Electronic systems are not always perfect, clearly, with video replays abandoned two days into the Women’s World Handball Championships in Denmark after South Korea were denied a legitimate goal in their clash with France

During this month’s taekwondo World Grand Prix Finals in Mexico City, China’s Wu Jingyu was also coasting at 6-1 up late-on against French rival Yasmina Ariez in the under 49 kilograms final only for the scoreboard to suddenly burst into life and claim the Frenchwoman was leading 7-6 despite no kick having been registered.

After a lengthy delay, common sense prevailed and the scoreboard was returned to its previous state, with no-one really understanding what had gone wrong. Organisers were lucky the French did not lodge a serious protest, however, because the rules do state that the decision of the scoreboard is final.

Yet generally such systems work well, achieving the general objective of preventing particularly terrible judging decisions.

Another obvious impact of technology comes in training methods. A surfeit of new devices have been rolled out in sports like rugby union and American football in recent years in order to monitor heart rate, how far a player has run, how much energy they have expended and how their body is responding etc. One objective here is to work out what methods work best and how individual players respond. Other systems take a more active role in boosting their training.

The most impressive facility I have ever visited is the Aspire Academy in Qatari capital Doha, probably the world’s leading sport hospital. Along with the underwater and anti-gravity treadmills, the most impressive part was 30 hotel-style rooms which doubled as fully functioning hypoxic altitude chambers, allowing athletes to simulate the benefits of training at altitude while sleeping.

I had heard of tent-style chambers which members of the British team install around their beds. This was a few notches up, although I couldn't make up my mind if I liked them or not. The benefit of altitude chambers is to stimulate the production of red blood cells, which improves delivery of oxygen from the lungs to the working muscles. In short, this appears fairly identical to the benefit of performance enhancing drugs like Erythropoietin (EPO), with the only difference being that one is legal and the other is not.

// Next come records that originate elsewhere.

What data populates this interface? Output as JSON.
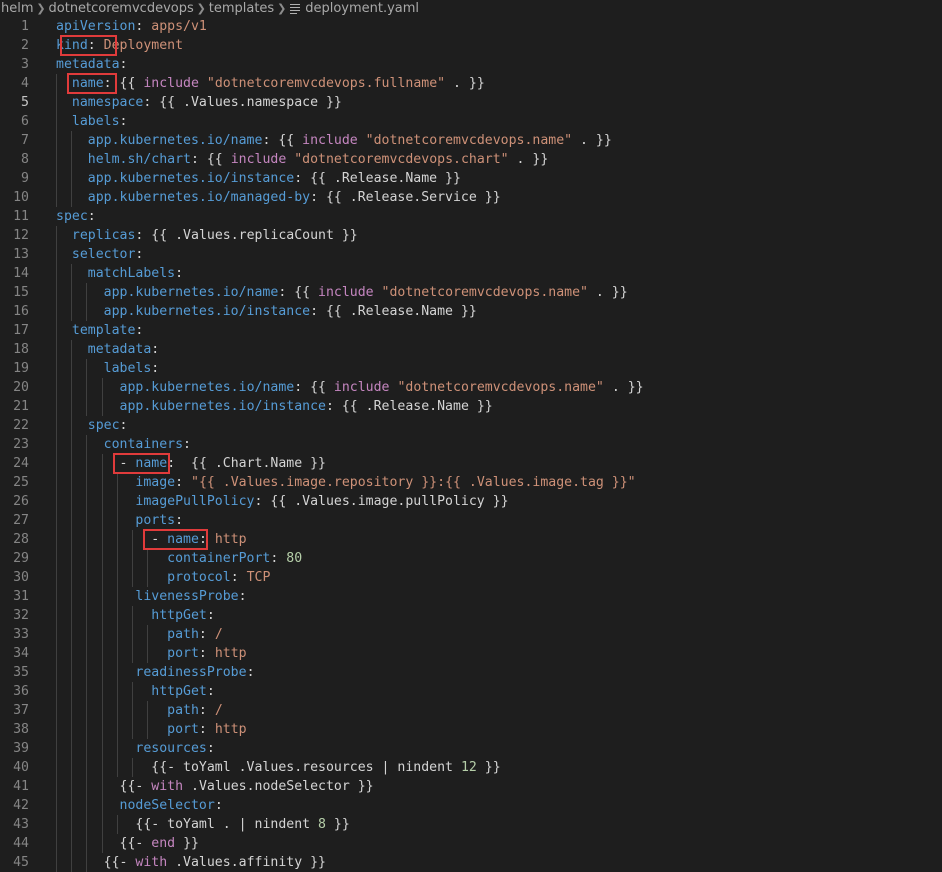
{
  "breadcrumb": {
    "segments": [
      "helm",
      "dotnetcoremvcdevops",
      "templates"
    ],
    "file_icon": "file-lines-icon",
    "file": "deployment.yaml",
    "separator_icon": "chevron-right-icon"
  },
  "editor": {
    "active_line": 5,
    "highlight_color": "#e03b3b",
    "lines": [
      [
        [
          "k",
          "apiVersion"
        ],
        [
          "v",
          ": "
        ],
        [
          "s",
          "apps/v1"
        ]
      ],
      [
        [
          "k",
          "kind"
        ],
        [
          "v",
          ": "
        ],
        [
          "s",
          "Deployment"
        ]
      ],
      [
        [
          "k",
          "metadata"
        ],
        [
          "v",
          ":"
        ]
      ],
      [
        [
          "v",
          "  "
        ],
        [
          "k",
          "name"
        ],
        [
          "v",
          ": {{ "
        ],
        [
          "fn",
          "include"
        ],
        [
          "v",
          " "
        ],
        [
          "s",
          "\"dotnetcoremvcdevops.fullname\""
        ],
        [
          "v",
          " . }}"
        ]
      ],
      [
        [
          "v",
          "  "
        ],
        [
          "k",
          "namespace"
        ],
        [
          "v",
          ": {{ .Values.namespace }}"
        ]
      ],
      [
        [
          "v",
          "  "
        ],
        [
          "k",
          "labels"
        ],
        [
          "v",
          ":"
        ]
      ],
      [
        [
          "v",
          "    "
        ],
        [
          "k",
          "app.kubernetes.io/name"
        ],
        [
          "v",
          ": {{ "
        ],
        [
          "fn",
          "include"
        ],
        [
          "v",
          " "
        ],
        [
          "s",
          "\"dotnetcoremvcdevops.name\""
        ],
        [
          "v",
          " . }}"
        ]
      ],
      [
        [
          "v",
          "    "
        ],
        [
          "k",
          "helm.sh/chart"
        ],
        [
          "v",
          ": {{ "
        ],
        [
          "fn",
          "include"
        ],
        [
          "v",
          " "
        ],
        [
          "s",
          "\"dotnetcoremvcdevops.chart\""
        ],
        [
          "v",
          " . }}"
        ]
      ],
      [
        [
          "v",
          "    "
        ],
        [
          "k",
          "app.kubernetes.io/instance"
        ],
        [
          "v",
          ": {{ .Release.Name }}"
        ]
      ],
      [
        [
          "v",
          "    "
        ],
        [
          "k",
          "app.kubernetes.io/managed-by"
        ],
        [
          "v",
          ": {{ .Release.Service }}"
        ]
      ],
      [
        [
          "k",
          "spec"
        ],
        [
          "v",
          ":"
        ]
      ],
      [
        [
          "v",
          "  "
        ],
        [
          "k",
          "replicas"
        ],
        [
          "v",
          ": {{ .Values.replicaCount }}"
        ]
      ],
      [
        [
          "v",
          "  "
        ],
        [
          "k",
          "selector"
        ],
        [
          "v",
          ":"
        ]
      ],
      [
        [
          "v",
          "    "
        ],
        [
          "k",
          "matchLabels"
        ],
        [
          "v",
          ":"
        ]
      ],
      [
        [
          "v",
          "      "
        ],
        [
          "k",
          "app.kubernetes.io/name"
        ],
        [
          "v",
          ": {{ "
        ],
        [
          "fn",
          "include"
        ],
        [
          "v",
          " "
        ],
        [
          "s",
          "\"dotnetcoremvcdevops.name\""
        ],
        [
          "v",
          " . }}"
        ]
      ],
      [
        [
          "v",
          "      "
        ],
        [
          "k",
          "app.kubernetes.io/instance"
        ],
        [
          "v",
          ": {{ .Release.Name }}"
        ]
      ],
      [
        [
          "v",
          "  "
        ],
        [
          "k",
          "template"
        ],
        [
          "v",
          ":"
        ]
      ],
      [
        [
          "v",
          "    "
        ],
        [
          "k",
          "metadata"
        ],
        [
          "v",
          ":"
        ]
      ],
      [
        [
          "v",
          "      "
        ],
        [
          "k",
          "labels"
        ],
        [
          "v",
          ":"
        ]
      ],
      [
        [
          "v",
          "        "
        ],
        [
          "k",
          "app.kubernetes.io/name"
        ],
        [
          "v",
          ": {{ "
        ],
        [
          "fn",
          "include"
        ],
        [
          "v",
          " "
        ],
        [
          "s",
          "\"dotnetcoremvcdevops.name\""
        ],
        [
          "v",
          " . }}"
        ]
      ],
      [
        [
          "v",
          "        "
        ],
        [
          "k",
          "app.kubernetes.io/instance"
        ],
        [
          "v",
          ": {{ .Release.Name }}"
        ]
      ],
      [
        [
          "v",
          "    "
        ],
        [
          "k",
          "spec"
        ],
        [
          "v",
          ":"
        ]
      ],
      [
        [
          "v",
          "      "
        ],
        [
          "k",
          "containers"
        ],
        [
          "v",
          ":"
        ]
      ],
      [
        [
          "v",
          "        "
        ],
        [
          "v",
          "- "
        ],
        [
          "k",
          "name"
        ],
        [
          "v",
          ":  {{ .Chart.Name }}"
        ]
      ],
      [
        [
          "v",
          "          "
        ],
        [
          "k",
          "image"
        ],
        [
          "v",
          ": "
        ],
        [
          "s",
          "\"{{ .Values.image.repository }}:{{ .Values.image.tag }}\""
        ]
      ],
      [
        [
          "v",
          "          "
        ],
        [
          "k",
          "imagePullPolicy"
        ],
        [
          "v",
          ": {{ .Values.image.pullPolicy }}"
        ]
      ],
      [
        [
          "v",
          "          "
        ],
        [
          "k",
          "ports"
        ],
        [
          "v",
          ":"
        ]
      ],
      [
        [
          "v",
          "            "
        ],
        [
          "v",
          "- "
        ],
        [
          "k",
          "name"
        ],
        [
          "v",
          ": "
        ],
        [
          "s",
          "http"
        ]
      ],
      [
        [
          "v",
          "              "
        ],
        [
          "k",
          "containerPort"
        ],
        [
          "v",
          ": "
        ],
        [
          "n",
          "80"
        ]
      ],
      [
        [
          "v",
          "              "
        ],
        [
          "k",
          "protocol"
        ],
        [
          "v",
          ": "
        ],
        [
          "s",
          "TCP"
        ]
      ],
      [
        [
          "v",
          "          "
        ],
        [
          "k",
          "livenessProbe"
        ],
        [
          "v",
          ":"
        ]
      ],
      [
        [
          "v",
          "            "
        ],
        [
          "k",
          "httpGet"
        ],
        [
          "v",
          ":"
        ]
      ],
      [
        [
          "v",
          "              "
        ],
        [
          "k",
          "path"
        ],
        [
          "v",
          ": "
        ],
        [
          "s",
          "/"
        ]
      ],
      [
        [
          "v",
          "              "
        ],
        [
          "k",
          "port"
        ],
        [
          "v",
          ": "
        ],
        [
          "s",
          "http"
        ]
      ],
      [
        [
          "v",
          "          "
        ],
        [
          "k",
          "readinessProbe"
        ],
        [
          "v",
          ":"
        ]
      ],
      [
        [
          "v",
          "            "
        ],
        [
          "k",
          "httpGet"
        ],
        [
          "v",
          ":"
        ]
      ],
      [
        [
          "v",
          "              "
        ],
        [
          "k",
          "path"
        ],
        [
          "v",
          ": "
        ],
        [
          "s",
          "/"
        ]
      ],
      [
        [
          "v",
          "              "
        ],
        [
          "k",
          "port"
        ],
        [
          "v",
          ": "
        ],
        [
          "s",
          "http"
        ]
      ],
      [
        [
          "v",
          "          "
        ],
        [
          "k",
          "resources"
        ],
        [
          "v",
          ":"
        ]
      ],
      [
        [
          "v",
          "            "
        ],
        [
          "v",
          "{{- toYaml .Values.resources | nindent "
        ],
        [
          "n",
          "12"
        ],
        [
          "v",
          " }}"
        ]
      ],
      [
        [
          "v",
          "        "
        ],
        [
          "v",
          "{{- "
        ],
        [
          "fn",
          "with"
        ],
        [
          "v",
          " .Values.nodeSelector }}"
        ]
      ],
      [
        [
          "v",
          "        "
        ],
        [
          "k",
          "nodeSelector"
        ],
        [
          "v",
          ":"
        ]
      ],
      [
        [
          "v",
          "          "
        ],
        [
          "v",
          "{{- toYaml . | nindent "
        ],
        [
          "n",
          "8"
        ],
        [
          "v",
          " }}"
        ]
      ],
      [
        [
          "v",
          "        "
        ],
        [
          "v",
          "{{- "
        ],
        [
          "fn",
          "end"
        ],
        [
          "v",
          " }}"
        ]
      ],
      [
        [
          "v",
          "      "
        ],
        [
          "v",
          "{{- "
        ],
        [
          "fn",
          "with"
        ],
        [
          "v",
          " .Values.affinity }}"
        ]
      ]
    ]
  }
}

Injury prevention is another area where technology has made a big difference, with many of the aforementioned devices worn by players in training sessions supposedly helping to foreshadow and thus prevent problems arising. It seems a long time since physios ran onto the pitch with a sponge with no more advice than a simple “Run if off, son”.

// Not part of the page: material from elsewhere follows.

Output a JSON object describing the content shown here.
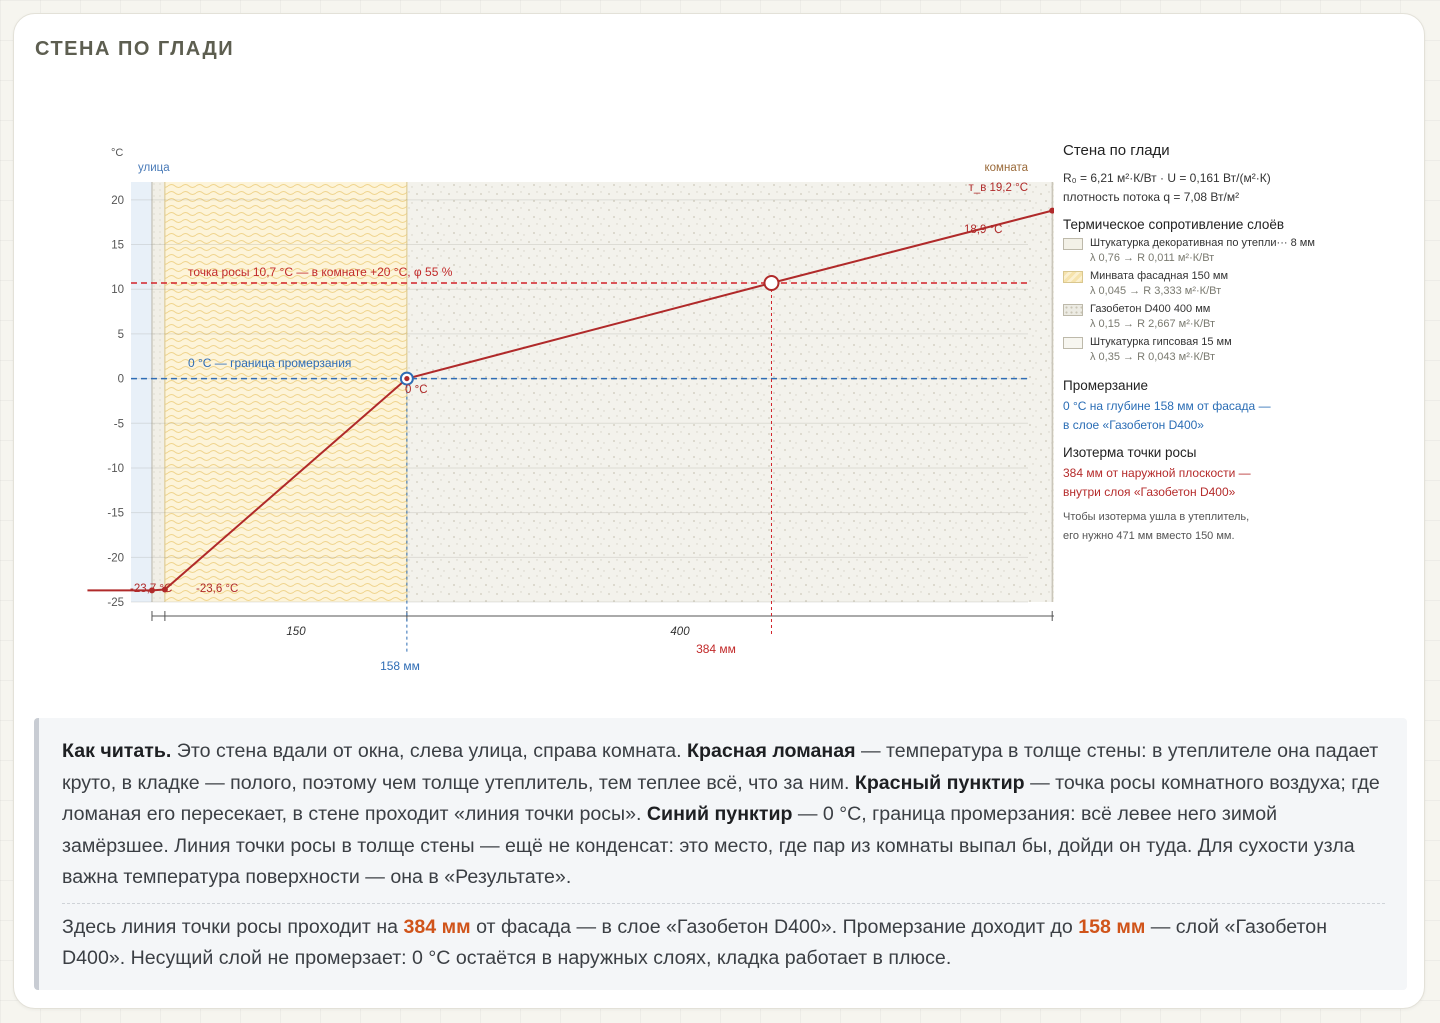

This brings us back to the case of Mayer. The reigning Olympic champion lost control and flew down the hill backwards during a World Cup downhill race in Val Gardena, landing hard on his right side midway through his run before his safety bag inflated.

The safety device was developed by sportswear manufacturers Dainese after they collected information from skiers by lodging special chips in their back protectors to record speed, angular rotation and acceleration. It currently protects only the shoulder, neck, back and chest areas, with a system to protect the knees and hips currently being developed.

This is a bittersweet story as the Austrian still required surgery after fracturing several vertebrae, meaning he will now be out for the rest of the season. But it is thought he could have suffered a more serious spinal injury if the bag had not deployed, so it must join a list of other successful sporting innovations.

There is a corollary here, however, in the form of Arsenal and England footballer Danny Welbeck. The 25-year-old suffered what appeared to be nothing more than a minor bone bruising on his knee in April, but his return date has been put back and back to the extent that he will remain unable to play until at least February, maybe longer. So for all the improvements and vast funds for research and treatment, the honest truth is that no-one seems to know what is wrong with Welbeck, or when he will recover.

A lot more progress therefore still needs to be made. On a general level, however, this increasing use of technology and science shows that some aspects of sport are less stuck in the past than the administrative side.

It makes you wonder what further changes will be introduced before Tokyo 2020.